By Frank Shostak*
A softer increase in the personal consumption price index (PCEPI) adjusted for food and energy has likely prompted Fed policy makers to hint about a cut in the policy interest rate in the months ahead. The yearly growth of the PCEPI adjusted for food and energy, or the core PCEPI stood at 1.6% in April against 1.9% in April last year — strongly below the 2% so-called inflation rate target that was set by the Fed in 2012.
Based on the lagged money supply (AMS) growth rate, I suggest the annual growth of the core PCE price index is likely to be subdued during this year before falling sharply in 2020-21 (see chart).
If the forecast is right, it is quite likely that the Fed will attempt to counter this strong decline in the growth rate of the price index by loosening its monetary stance.
Observe that on June 6, 2019 The New York Fed President John Williams said “while I will always be vigilant about inflation that’s too high, inflation that’s too low is now a more pressing problem”.
Most economists are of the view that it is much harder for the central bank to handle deflation than inflation. When inflation rises, the central bank can always cool it off by tighter monetary policies, which weakens aggregate demand.

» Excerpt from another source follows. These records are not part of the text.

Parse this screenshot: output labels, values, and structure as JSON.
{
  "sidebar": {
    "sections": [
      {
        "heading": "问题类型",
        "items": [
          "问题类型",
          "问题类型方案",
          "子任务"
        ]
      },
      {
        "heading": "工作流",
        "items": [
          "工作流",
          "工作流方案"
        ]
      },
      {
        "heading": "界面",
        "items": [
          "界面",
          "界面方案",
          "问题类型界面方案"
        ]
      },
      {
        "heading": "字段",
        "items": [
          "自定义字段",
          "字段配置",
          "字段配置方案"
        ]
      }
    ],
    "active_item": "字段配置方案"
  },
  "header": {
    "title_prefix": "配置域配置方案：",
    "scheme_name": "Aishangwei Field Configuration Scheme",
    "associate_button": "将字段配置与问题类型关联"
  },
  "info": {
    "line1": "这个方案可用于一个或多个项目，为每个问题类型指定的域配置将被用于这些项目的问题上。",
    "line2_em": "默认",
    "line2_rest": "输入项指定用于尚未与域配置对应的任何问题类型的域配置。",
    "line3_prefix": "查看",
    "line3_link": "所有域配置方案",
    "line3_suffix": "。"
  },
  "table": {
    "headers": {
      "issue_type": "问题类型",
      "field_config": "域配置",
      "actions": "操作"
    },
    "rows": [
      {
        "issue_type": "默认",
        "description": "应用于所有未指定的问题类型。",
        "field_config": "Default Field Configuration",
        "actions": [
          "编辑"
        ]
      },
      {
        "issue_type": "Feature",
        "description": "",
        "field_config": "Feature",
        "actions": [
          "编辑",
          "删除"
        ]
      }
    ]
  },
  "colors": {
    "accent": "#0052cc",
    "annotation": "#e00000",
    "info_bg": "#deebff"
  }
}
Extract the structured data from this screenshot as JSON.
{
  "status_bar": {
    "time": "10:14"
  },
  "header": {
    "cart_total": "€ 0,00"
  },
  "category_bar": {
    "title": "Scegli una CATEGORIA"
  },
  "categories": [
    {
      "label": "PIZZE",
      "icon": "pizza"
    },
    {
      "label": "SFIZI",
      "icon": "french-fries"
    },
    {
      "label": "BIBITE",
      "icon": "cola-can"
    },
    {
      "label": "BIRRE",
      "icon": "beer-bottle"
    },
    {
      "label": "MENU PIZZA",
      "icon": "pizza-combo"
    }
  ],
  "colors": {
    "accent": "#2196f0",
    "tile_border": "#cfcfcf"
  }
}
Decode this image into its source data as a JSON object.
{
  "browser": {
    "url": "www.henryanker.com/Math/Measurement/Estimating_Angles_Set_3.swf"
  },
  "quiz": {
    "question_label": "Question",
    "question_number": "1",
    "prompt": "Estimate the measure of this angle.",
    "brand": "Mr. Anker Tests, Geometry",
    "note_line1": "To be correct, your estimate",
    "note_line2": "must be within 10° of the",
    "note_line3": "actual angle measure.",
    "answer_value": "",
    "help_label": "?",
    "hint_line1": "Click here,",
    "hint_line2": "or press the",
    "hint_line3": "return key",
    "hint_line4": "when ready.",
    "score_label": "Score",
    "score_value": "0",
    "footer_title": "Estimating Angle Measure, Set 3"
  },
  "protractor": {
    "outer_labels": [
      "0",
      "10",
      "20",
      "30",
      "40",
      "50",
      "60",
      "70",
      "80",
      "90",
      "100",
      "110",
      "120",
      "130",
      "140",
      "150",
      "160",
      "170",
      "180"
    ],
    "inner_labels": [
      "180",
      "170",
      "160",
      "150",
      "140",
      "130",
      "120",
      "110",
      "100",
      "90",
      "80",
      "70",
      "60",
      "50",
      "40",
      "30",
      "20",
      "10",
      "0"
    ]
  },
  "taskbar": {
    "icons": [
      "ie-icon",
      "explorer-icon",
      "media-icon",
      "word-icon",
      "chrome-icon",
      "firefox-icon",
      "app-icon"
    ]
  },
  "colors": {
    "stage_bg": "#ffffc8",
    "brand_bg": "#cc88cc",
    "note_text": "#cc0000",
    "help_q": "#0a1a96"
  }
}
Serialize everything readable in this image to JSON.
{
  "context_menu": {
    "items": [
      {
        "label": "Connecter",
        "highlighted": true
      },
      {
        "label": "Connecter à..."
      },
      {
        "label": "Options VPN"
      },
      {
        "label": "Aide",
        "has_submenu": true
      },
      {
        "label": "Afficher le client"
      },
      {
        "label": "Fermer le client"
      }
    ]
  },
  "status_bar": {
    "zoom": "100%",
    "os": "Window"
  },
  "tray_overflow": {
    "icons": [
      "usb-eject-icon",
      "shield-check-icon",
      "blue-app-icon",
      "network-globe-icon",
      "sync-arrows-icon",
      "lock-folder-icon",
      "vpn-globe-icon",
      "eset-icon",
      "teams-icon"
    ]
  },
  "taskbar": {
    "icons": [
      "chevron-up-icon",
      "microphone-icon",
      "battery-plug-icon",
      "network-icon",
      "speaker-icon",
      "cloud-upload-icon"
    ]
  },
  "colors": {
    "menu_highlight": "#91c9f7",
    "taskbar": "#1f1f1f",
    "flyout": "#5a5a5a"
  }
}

There is no limit, so to speak, for the central bank as far as raising interest rates is concerned. This is, however, not so with regard to the decline in the growth rate of prices. The lowest level that the central bank can go is the zero interest level.
For instance, let us assume that Fed policy makers have reached a conclusion that in order to revive the economy real interest rates must be lowered to a negative figure.
This, however, may not be always possible to accomplish, so the argument goes, when nominal or market interest rates are at a zero level. At negative interest rates, individuals are going to be reluctant to lend.
(We are aware that some central banks such as the Sweden and the European central banks have lowered their policy rates to below zero mark. Thus in Sweden in July 2009 the rate was lowered to minus 0.25%, whilst in the Euro-zone to minus 0.1% by June 2014. We hold that Fed policy makers are going to be reluctant to experiment with negative interest rates given that this could generate market perception that policy makers are panicking).
On this way of thinking the real interest rate can be approximated as
Real interest rate = Nominal interest rate – Inflation rate
or we can say that,
Nominal interest rate = Real interest rate + Inflation rate
For instance, when the inflation rate is minus 1% and nominal interest rate is 0% then the real interest rate following our equation is going to be 1%.
Let us say that central bank policy makers conclude that the real interest rate of minus 0.5% is required to prevent an economic deterioration. At an inflation rate of minus 1% this would require the central bank to lower nominal interest rates to minus 1.5%.
Likewise, when the inflation rate is very low it can also create problems. Suppose that inflation has fallen from 2% to 1%. At nominal rates at 0%, the central bank can only target a real interest rate of minus 1%. It cannot aim at a lower real interest rate since this would imply setting the nominal interest rate below zero.
Likewise, as the economy weakens further and inflation falls to 0.5% this will not allow the central bank to target real interest rates to below minus 0.5% (i.e., 0%=minus 0.5% +0.5%).
The essence of all this is that a little bit of inflation is necessary in order to have economic prosperity and stability. The inflationary buffer must be large enough to enable the Fed to maneuver the economy away from the danger of deflation, or so it is held.
Mainstream economists believe that inflation at around 2% is not harmful to economic growth. By this framework of thinking, 2% inflation will allow the Fed to reach a real interest rate of minus 2% while still maintaining nominal interest rate at 0%, which clearly could stimulate economic growth or so it is held.
Elsewhere we have shown that inflationary policy regardless the magnitude of the increase in the price index such as the CPI is always bad news for wealth generators. Inflationary policies set in motion an exchange of nothing for something i.e. setting in motion a diversion of wealth from wealth generators towards the early recipients of money generated out of “thin air.”
Hence, if a fall in the growth momentum of prices emerges on the back of the collapse of bubble activities in response to a softer monetary growth then this should be seen as good news. The less non-productive bubble activities there are the better it is for the wealth generators and hence for the overall pool of real wealth.
Likewise, if a fall in the growth momentum of the CPI emerges because of the expansion in real wealth, for a given stock of money this is great news, since more people could now benefit from the expanding pool of real wealth.
Given however that Fed policy makers are of the view that a decline in the annual growth of prices is bad for the economy they are most likely to embark on very easy monetary policy. Against the possibility of a visible decline in price inflation ahead we are of the view that it is quite likely that the market federal funds rate will likely to follow suit (see chart). This we suggest is going to weaken further the pool of real wealth and will make it much harder for the economy to stage a genuine recovery.
Source: This article was published by the MISES Institute